The A355G polymorphism (rs1799971) in exon 1 of the OPRM1 gene (OPRM1) results in an amino acid change, Asn102Asp. Historically, this mutation has been referred to in the literature as 118A->G (Asn40Asp).(2) The G allele leads to loss of the putative N-glycosylation site in the extracellular receptor region, causing a decrease in OPRM1 mRNA and protein levels, but a 3-fold increase in beta-endorphin binding at the receptor.(3) Studies have shown individuals who carry at least 1 G allele have significantly better outcomes with naltrexone therapy including lower rate of relapse (P=0.044), a longer time to return to heavy drinking, and <20% relapse rate after 12 weeks of treatment compared with individuals who are homozygous for the A allele (55% relapse rate).(4) Other studies indicated that 87.1% of G allele carriers had a good clinical outcome, compared with only 54.8% of individuals with the A/A genotype (odds ratio, 5.75; confidence interval, 1.88-17.54).(1) A haplotype-based approach confirmed that the single OPRM1 355A->G locus was predictive of response to naltrexone treatment.(1)

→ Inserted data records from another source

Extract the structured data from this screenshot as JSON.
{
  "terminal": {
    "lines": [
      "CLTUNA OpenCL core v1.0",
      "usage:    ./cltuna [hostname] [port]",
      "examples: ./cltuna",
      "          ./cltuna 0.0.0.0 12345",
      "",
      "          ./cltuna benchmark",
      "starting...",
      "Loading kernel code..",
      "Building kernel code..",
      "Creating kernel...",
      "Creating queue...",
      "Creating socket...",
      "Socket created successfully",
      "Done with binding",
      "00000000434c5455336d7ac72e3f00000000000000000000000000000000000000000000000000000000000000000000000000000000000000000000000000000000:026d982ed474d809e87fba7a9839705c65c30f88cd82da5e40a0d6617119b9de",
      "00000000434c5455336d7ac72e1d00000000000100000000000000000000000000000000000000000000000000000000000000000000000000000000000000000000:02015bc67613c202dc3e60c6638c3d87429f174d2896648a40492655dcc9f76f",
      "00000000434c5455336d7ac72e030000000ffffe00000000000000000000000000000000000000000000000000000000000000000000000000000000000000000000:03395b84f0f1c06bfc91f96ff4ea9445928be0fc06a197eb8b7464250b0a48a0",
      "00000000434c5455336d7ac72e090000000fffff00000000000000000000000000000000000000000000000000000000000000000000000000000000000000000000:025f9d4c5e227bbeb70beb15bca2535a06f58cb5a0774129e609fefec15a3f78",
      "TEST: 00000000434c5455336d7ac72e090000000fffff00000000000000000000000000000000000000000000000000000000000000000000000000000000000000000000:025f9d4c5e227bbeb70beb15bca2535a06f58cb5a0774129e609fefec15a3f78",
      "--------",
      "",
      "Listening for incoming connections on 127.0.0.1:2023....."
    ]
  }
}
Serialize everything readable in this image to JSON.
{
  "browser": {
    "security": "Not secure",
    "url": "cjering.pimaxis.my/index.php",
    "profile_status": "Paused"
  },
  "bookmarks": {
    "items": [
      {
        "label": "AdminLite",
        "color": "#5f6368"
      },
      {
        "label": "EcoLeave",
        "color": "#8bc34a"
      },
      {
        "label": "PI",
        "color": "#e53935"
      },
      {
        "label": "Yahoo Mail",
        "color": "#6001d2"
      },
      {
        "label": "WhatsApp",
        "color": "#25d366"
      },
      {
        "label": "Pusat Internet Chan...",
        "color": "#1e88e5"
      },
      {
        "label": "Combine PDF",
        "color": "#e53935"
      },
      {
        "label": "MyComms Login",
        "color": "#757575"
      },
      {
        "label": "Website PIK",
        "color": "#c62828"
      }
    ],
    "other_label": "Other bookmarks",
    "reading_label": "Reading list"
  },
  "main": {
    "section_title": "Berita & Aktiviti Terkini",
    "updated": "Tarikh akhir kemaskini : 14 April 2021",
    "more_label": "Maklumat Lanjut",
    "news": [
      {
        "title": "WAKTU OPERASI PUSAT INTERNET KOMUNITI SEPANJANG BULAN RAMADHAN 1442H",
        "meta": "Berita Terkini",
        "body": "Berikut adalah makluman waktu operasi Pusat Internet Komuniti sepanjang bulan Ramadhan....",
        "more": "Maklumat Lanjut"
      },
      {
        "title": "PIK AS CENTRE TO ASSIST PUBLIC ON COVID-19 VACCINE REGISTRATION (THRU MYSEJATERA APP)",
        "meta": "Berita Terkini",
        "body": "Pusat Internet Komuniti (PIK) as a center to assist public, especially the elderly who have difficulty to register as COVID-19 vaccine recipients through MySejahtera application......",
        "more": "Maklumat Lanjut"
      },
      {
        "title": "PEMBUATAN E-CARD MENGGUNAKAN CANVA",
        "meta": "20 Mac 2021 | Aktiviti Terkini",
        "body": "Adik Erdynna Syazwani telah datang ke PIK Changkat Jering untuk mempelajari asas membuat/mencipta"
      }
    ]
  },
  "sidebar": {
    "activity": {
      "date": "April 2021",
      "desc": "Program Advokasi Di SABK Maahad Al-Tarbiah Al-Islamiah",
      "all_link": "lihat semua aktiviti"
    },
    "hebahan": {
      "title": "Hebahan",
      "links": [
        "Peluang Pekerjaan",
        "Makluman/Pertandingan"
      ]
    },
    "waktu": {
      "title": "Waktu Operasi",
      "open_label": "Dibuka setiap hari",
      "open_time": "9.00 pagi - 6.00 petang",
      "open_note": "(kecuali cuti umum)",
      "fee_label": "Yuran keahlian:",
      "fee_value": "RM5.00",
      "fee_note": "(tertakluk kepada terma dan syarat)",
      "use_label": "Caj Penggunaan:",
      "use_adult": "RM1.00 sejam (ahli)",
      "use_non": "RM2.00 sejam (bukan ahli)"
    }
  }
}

Frequency of the 355G allele varies with ethnicity but ranges between 10% and 40% (European 20%, Asian 40%, African American 10%, and Hispanic 25%).
Identifying individuals with a higher probability of successful treatment for alcoholism with naltrexone
An interpretative report will be provided.
Patients who have received a heterologous blood transfusion within the preceding 6 weeks, or who have received an allogeneic blood or marrow transplant, can have inaccurate genetic test results due to presence of donor DNA.
Rare polymorphisms exist that could lead to false-negative or false-positive results. If results obtained do not match the clinical findings, additional testing could be considered.
An interpretive report will be provided.
1. Somogyi A, Barratt D, Coller J: Pharmacogenetics of opioids. Clin Pharmacol Ther 2007;81:429-444
2. Oroszi G, Anton R, O’Malley S, et al: OPRM1 Asn40Asp predicts response to naltrexone treatment: a haplotype-based approach. Alcohol Clin Exp Res 2009;33:383-393
3. Anton R, Oroszi G, O’Malley, et al: An evaluation of mu-opioid receptor (OPRM1) as a predictor of naltrexone response in the treatment of alcohol dependence. Arch Gen Psychiatry 2008;65:135-144
4. Oslin D, Berrettini W, Kranzler H, et al: A functional polymorphism of the mu-opioid receptor gene is associated with naltrexone response in alcohol-dependent patients. Neuropsychopharmacology 2003;28:1546-1552